(Items from an interface collection)
-*-*-
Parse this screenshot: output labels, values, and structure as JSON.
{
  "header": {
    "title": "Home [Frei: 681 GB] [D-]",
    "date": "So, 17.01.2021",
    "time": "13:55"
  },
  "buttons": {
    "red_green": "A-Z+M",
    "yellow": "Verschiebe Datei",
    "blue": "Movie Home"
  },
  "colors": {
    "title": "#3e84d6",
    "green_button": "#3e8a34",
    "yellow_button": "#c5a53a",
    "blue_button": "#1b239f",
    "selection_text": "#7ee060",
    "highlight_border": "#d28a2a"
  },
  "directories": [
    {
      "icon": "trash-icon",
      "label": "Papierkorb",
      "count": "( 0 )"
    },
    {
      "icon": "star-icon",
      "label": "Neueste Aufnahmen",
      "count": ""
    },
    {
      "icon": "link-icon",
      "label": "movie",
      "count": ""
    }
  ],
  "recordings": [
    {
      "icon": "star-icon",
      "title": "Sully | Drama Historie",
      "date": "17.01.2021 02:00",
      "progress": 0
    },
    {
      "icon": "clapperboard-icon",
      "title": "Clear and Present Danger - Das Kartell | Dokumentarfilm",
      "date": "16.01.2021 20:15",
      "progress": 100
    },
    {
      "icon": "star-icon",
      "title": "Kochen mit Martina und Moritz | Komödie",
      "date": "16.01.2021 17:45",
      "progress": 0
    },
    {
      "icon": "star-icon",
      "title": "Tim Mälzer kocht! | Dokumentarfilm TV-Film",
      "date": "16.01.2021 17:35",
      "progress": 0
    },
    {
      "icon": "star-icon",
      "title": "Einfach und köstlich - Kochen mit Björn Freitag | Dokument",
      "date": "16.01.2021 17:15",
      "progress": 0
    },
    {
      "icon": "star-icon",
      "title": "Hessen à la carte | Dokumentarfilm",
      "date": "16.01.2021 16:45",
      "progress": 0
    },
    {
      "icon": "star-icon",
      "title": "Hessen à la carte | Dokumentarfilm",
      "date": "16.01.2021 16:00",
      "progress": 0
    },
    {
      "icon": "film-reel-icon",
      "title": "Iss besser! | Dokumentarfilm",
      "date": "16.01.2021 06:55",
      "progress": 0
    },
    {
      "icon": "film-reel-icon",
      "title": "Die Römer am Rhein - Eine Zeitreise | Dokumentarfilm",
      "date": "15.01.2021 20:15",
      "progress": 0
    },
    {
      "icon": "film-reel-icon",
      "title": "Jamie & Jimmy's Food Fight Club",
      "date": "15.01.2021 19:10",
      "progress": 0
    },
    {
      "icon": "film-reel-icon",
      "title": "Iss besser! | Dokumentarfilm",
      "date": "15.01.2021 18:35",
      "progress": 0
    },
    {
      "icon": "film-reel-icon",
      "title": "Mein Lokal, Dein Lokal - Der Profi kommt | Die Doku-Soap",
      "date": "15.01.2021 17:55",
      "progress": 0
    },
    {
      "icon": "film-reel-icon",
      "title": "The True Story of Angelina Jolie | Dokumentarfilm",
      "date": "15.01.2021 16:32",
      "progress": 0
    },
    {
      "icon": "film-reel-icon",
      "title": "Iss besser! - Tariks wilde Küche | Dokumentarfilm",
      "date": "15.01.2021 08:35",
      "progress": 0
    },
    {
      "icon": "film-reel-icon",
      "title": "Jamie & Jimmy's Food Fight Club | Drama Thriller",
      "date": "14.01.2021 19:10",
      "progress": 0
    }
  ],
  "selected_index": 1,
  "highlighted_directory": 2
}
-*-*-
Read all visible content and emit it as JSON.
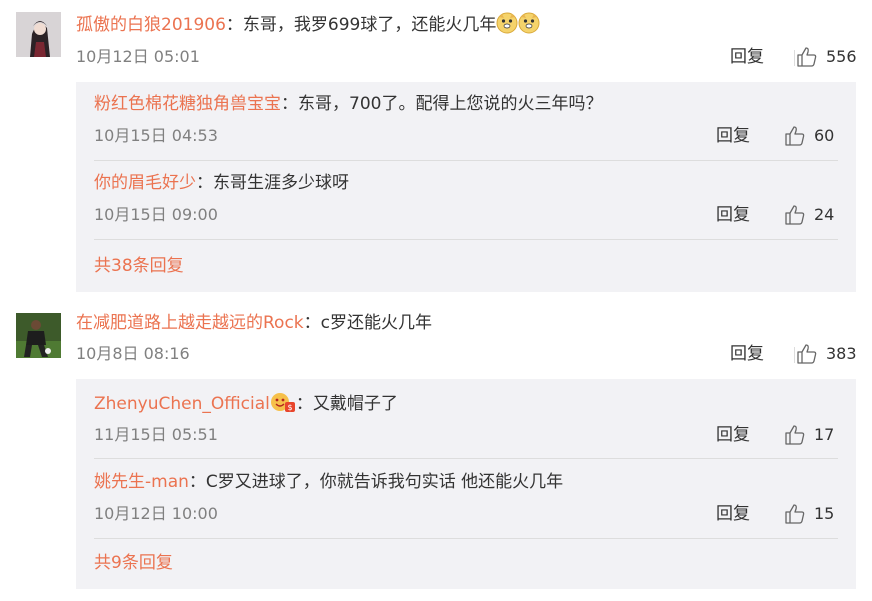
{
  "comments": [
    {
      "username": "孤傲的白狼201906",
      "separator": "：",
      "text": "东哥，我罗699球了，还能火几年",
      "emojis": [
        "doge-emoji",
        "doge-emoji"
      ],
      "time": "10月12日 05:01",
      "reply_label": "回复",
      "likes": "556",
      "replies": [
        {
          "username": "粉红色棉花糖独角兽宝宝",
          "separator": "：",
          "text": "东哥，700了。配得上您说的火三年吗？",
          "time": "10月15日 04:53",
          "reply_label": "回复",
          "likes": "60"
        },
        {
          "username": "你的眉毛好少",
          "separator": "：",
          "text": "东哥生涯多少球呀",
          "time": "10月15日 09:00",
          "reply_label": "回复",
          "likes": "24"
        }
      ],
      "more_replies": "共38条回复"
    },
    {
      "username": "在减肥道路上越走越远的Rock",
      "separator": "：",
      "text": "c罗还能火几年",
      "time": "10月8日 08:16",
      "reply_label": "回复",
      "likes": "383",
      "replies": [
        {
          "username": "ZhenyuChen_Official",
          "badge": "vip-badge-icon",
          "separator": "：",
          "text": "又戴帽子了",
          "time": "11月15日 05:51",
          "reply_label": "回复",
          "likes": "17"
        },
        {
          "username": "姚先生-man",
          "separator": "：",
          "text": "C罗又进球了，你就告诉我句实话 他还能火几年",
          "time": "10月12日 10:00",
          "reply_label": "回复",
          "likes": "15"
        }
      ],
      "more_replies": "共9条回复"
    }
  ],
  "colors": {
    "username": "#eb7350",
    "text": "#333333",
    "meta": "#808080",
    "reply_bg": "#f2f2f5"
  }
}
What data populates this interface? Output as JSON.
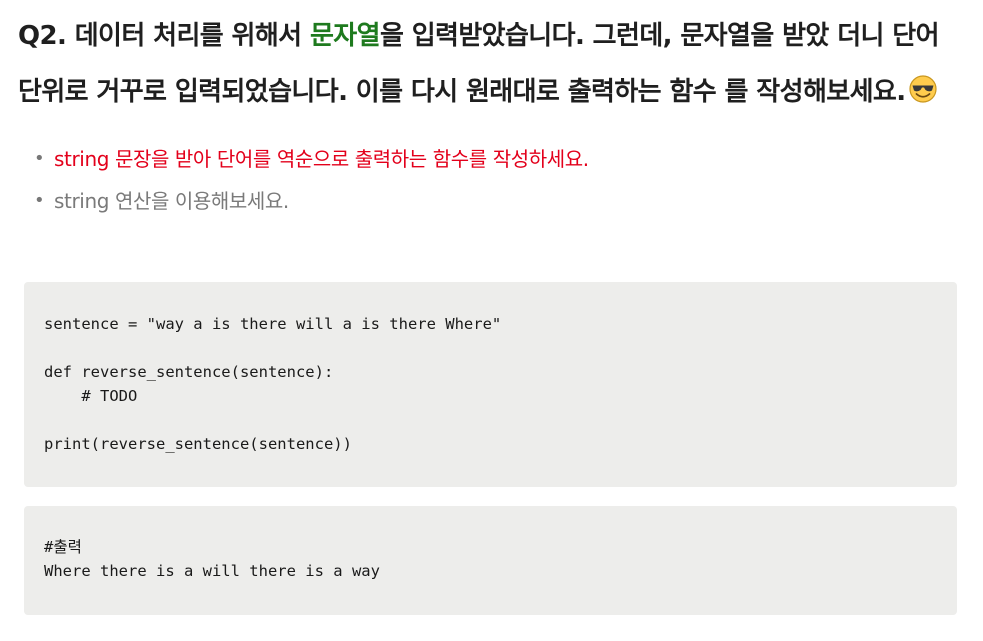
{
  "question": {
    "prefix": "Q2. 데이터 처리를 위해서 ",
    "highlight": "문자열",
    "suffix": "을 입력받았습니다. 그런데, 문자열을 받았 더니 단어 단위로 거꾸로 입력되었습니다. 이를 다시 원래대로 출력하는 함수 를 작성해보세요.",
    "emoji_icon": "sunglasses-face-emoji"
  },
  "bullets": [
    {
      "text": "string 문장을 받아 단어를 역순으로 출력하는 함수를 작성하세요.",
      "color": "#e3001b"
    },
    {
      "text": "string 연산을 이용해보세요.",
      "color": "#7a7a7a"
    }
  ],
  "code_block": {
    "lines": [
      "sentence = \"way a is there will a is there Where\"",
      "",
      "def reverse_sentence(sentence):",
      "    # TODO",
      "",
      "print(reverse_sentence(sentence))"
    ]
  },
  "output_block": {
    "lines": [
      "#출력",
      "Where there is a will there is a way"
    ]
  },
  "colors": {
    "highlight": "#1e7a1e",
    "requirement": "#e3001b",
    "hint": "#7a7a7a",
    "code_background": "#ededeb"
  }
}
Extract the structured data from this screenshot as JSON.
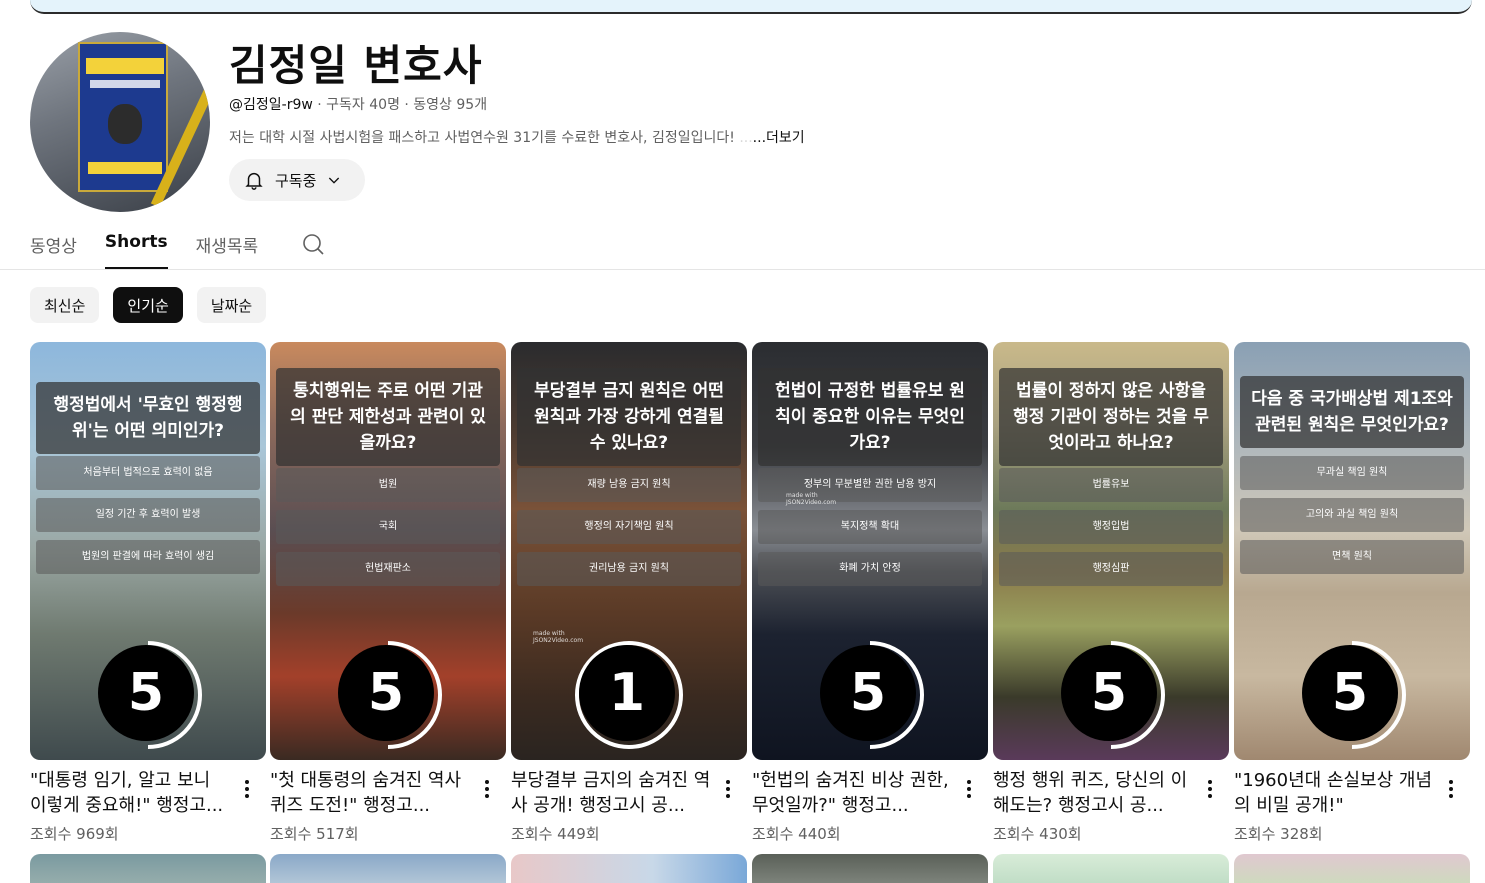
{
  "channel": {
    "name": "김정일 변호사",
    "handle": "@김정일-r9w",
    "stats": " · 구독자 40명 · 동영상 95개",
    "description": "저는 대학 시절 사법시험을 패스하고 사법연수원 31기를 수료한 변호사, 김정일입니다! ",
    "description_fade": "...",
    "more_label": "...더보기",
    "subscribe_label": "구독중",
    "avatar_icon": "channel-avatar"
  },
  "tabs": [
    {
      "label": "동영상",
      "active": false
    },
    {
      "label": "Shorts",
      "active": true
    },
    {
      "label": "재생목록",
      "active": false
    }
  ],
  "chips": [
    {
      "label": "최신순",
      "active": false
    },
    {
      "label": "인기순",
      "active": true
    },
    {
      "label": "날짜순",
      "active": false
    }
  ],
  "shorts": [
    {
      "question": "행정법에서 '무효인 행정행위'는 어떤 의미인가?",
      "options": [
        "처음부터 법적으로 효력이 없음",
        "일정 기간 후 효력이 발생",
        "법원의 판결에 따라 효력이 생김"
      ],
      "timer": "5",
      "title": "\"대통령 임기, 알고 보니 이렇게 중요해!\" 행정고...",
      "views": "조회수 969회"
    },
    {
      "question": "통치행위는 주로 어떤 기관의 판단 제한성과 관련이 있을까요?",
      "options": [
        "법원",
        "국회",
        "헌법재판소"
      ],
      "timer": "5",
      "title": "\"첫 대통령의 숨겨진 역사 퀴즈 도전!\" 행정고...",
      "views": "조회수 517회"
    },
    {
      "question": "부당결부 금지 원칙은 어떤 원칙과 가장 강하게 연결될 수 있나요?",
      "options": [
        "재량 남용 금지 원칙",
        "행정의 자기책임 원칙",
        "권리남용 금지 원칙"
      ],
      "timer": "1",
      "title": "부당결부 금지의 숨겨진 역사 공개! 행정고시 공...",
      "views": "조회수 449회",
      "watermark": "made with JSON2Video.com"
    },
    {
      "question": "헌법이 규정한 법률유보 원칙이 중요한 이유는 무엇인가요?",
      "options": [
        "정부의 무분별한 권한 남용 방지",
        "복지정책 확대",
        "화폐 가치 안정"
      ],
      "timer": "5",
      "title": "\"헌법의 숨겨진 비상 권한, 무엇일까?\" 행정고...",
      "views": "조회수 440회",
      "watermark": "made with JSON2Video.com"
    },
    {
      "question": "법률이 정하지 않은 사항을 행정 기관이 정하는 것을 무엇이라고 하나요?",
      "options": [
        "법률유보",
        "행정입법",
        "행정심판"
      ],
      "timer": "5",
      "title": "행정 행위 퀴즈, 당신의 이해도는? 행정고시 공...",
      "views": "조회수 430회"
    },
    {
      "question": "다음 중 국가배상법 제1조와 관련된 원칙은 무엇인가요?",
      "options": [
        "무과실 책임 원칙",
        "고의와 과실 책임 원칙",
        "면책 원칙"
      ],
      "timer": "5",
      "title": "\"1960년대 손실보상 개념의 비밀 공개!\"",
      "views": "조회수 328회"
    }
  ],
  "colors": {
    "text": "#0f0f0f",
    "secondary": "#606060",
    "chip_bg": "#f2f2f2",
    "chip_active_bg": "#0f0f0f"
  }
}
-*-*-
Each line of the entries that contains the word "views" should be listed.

Response area:
      "views": "조회수 969회"
      "views": "조회수 517회"
      "views": "조회수 449회",
      "views": "조회수 440회",
      "views": "조회수 430회"
      "views": "조회수 328회"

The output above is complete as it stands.